(Redirected from Cordia grandifolia)
Cordia grandifolia A.DC.
Cordia grandis Cham.
Cordia macrophylla Vell.
Cordia sellowiana G.Don
Gerascanthus grandifolius (A.DC.) Borhidi
Gerascanthus trichocladus (A.DC.) Borhidi
Lithocardium grandifolium Kuntze
Lithocardium trichocladum Kuntze
Cordia trichoclada is a semi-deciduous tree with an irregular, sparse crown; it can grow 8 - 15 metres tall. The straight, cylindrical bole can be 30 - 40cm in diameter[
The tree is sometimes harvested from the wild for local use as a source of wood.
S. America - eastern Brazil.
Lowland and submontane Atlantic rain forests, found in clearings and secondary formations[
|Other Uses Rating||
Newly planted young trees grow away rapidly[
Although we have seen no specific information for this species, the fruits of all members of this genus are said to be edible[
]. In general the fruit comprises a thin to fairly thick layer of pulpy, sweetish-tasting flesh surrounding a single seed[
]. The yellow, ovoid fruit can be 25mm long and 20mm wide[
]. The thin, succulent pulp has a sweet flavour[
The sapwood and heartwood are not clearly differentiated. The wood is light in weight, of low durability, easy to cut.

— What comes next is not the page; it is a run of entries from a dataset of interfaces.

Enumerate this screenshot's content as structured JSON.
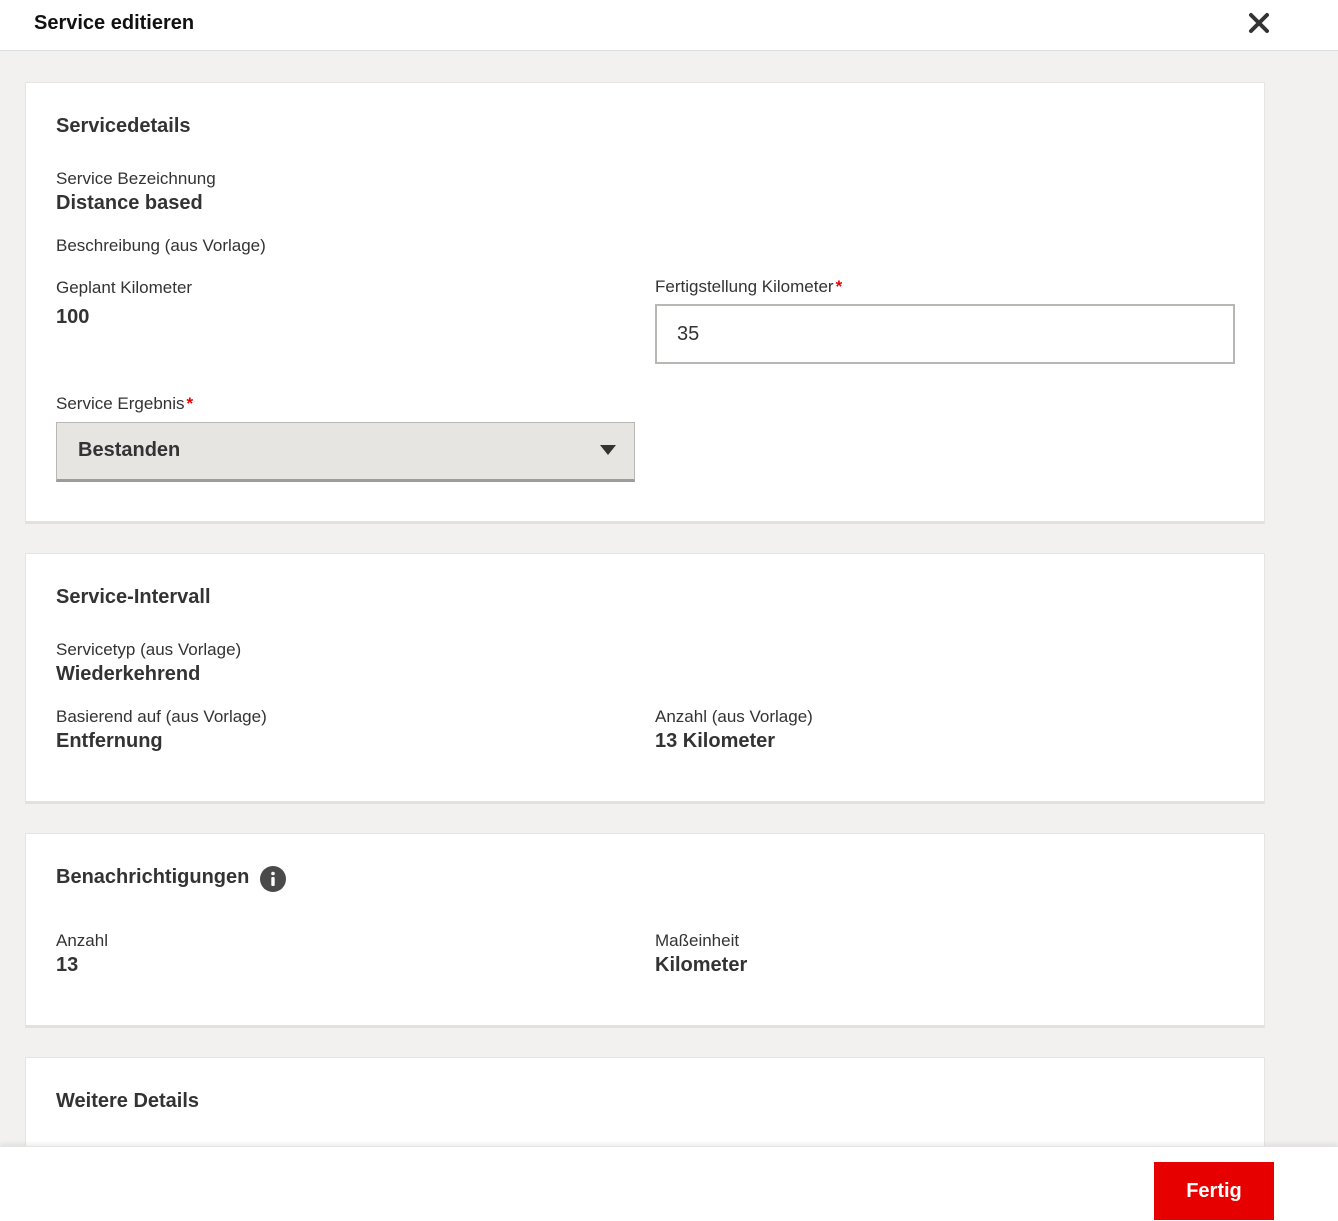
{
  "header": {
    "title": "Service editieren",
    "close_icon": "close-icon"
  },
  "service_details": {
    "title": "Servicedetails",
    "name_label": "Service Bezeichnung",
    "name_value": "Distance based",
    "description_label": "Beschreibung (aus Vorlage)",
    "planned_km_label": "Geplant Kilometer",
    "planned_km_value": "100",
    "completion_km_label": "Fertigstellung Kilometer",
    "completion_km_value": "35",
    "result_label": "Service Ergebnis",
    "result_value": "Bestanden",
    "required_marker": "*"
  },
  "service_interval": {
    "title": "Service-Intervall",
    "type_label": "Servicetyp (aus Vorlage)",
    "type_value": "Wiederkehrend",
    "based_on_label": "Basierend auf (aus Vorlage)",
    "based_on_value": "Entfernung",
    "count_label": "Anzahl (aus Vorlage)",
    "count_value": "13 Kilometer"
  },
  "notifications": {
    "title": "Benachrichtigungen",
    "info_icon": "info-icon",
    "count_label": "Anzahl",
    "count_value": "13",
    "unit_label": "Maßeinheit",
    "unit_value": "Kilometer"
  },
  "more_details": {
    "title": "Weitere Details"
  },
  "footer": {
    "done_label": "Fertig"
  },
  "colors": {
    "accent": "#e60000",
    "background": "#f2f1ef",
    "select_bg": "#e6e5e1"
  }
}
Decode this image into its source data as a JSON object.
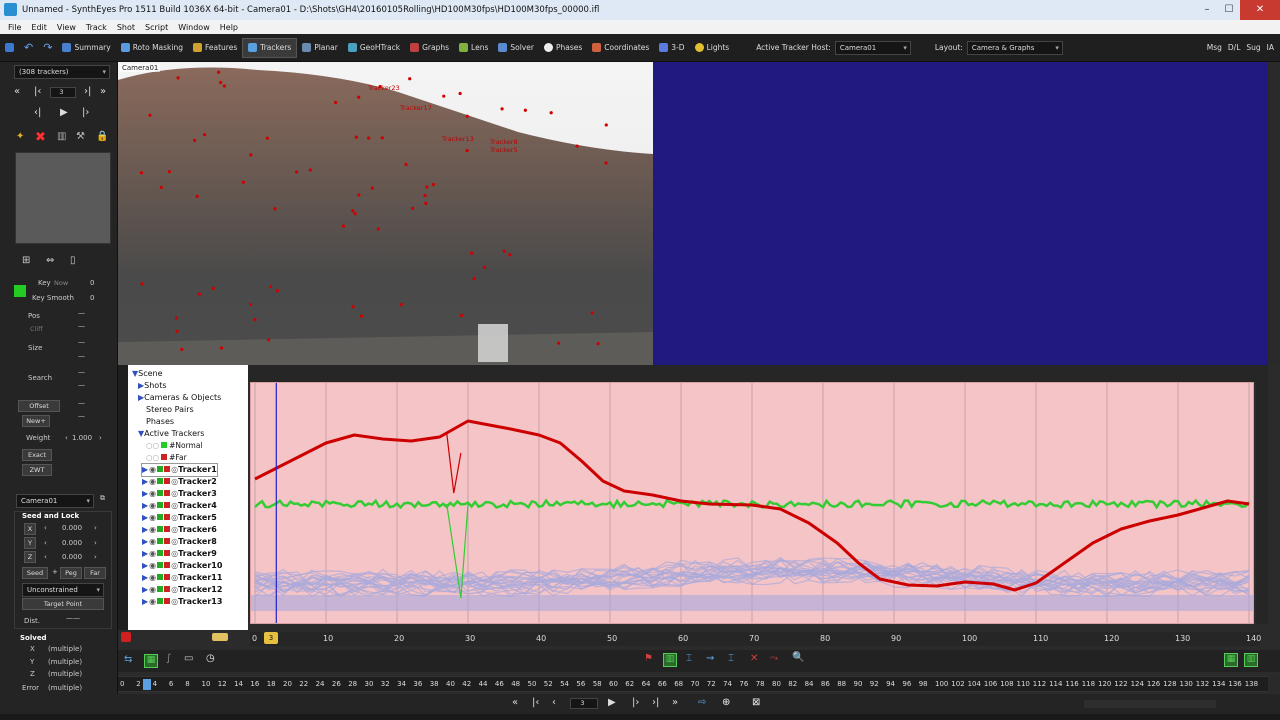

The heartwood is yellowish to brown, uniform or more or less streaked and variegated; the light-colored material is not clearly differentiated from the sapwood. The texture is very variable, from fine to coarse; the grain is usually straight to shallowly interlocked; luster is medium to high, often rich and golden; dark-coloured specimens have a spicy scent, otherwise it is without distinctive odour or taste. The wood is light in weight. The heartwood is rated as durable upon exposure to both white-rot and brown-rot fungi, but the degree of durability appears to be related to the colouring of the wood. It is also reported to have good resistance to dry-wood termites. The wood has good weathering characteristics and absorbs moisture at a moderate rate. It is not resistant to attack by marine borers. The wood is easy to work and finishes smoothly; it is readily glued. It is used in general construction, millwork, fine cabinet and furniture components, flooring, decorative veneer, cooperage, boat construction; for some applications it is used as a substitute for teak, walnut, or mahogany[
]. Another report, from Brazil, says that the wood is only used for low value items such as packing cases[
Seed - best sown as soon as it is ripe. Sow in a semi-shaded position in a nursery seedbed. A germination rate in excess of 50% can be expected, with the seed sprouting within 15 - 25 days[
If you have any useful information about this plant, please leave a comment. Comments have to be approved before they are shown here.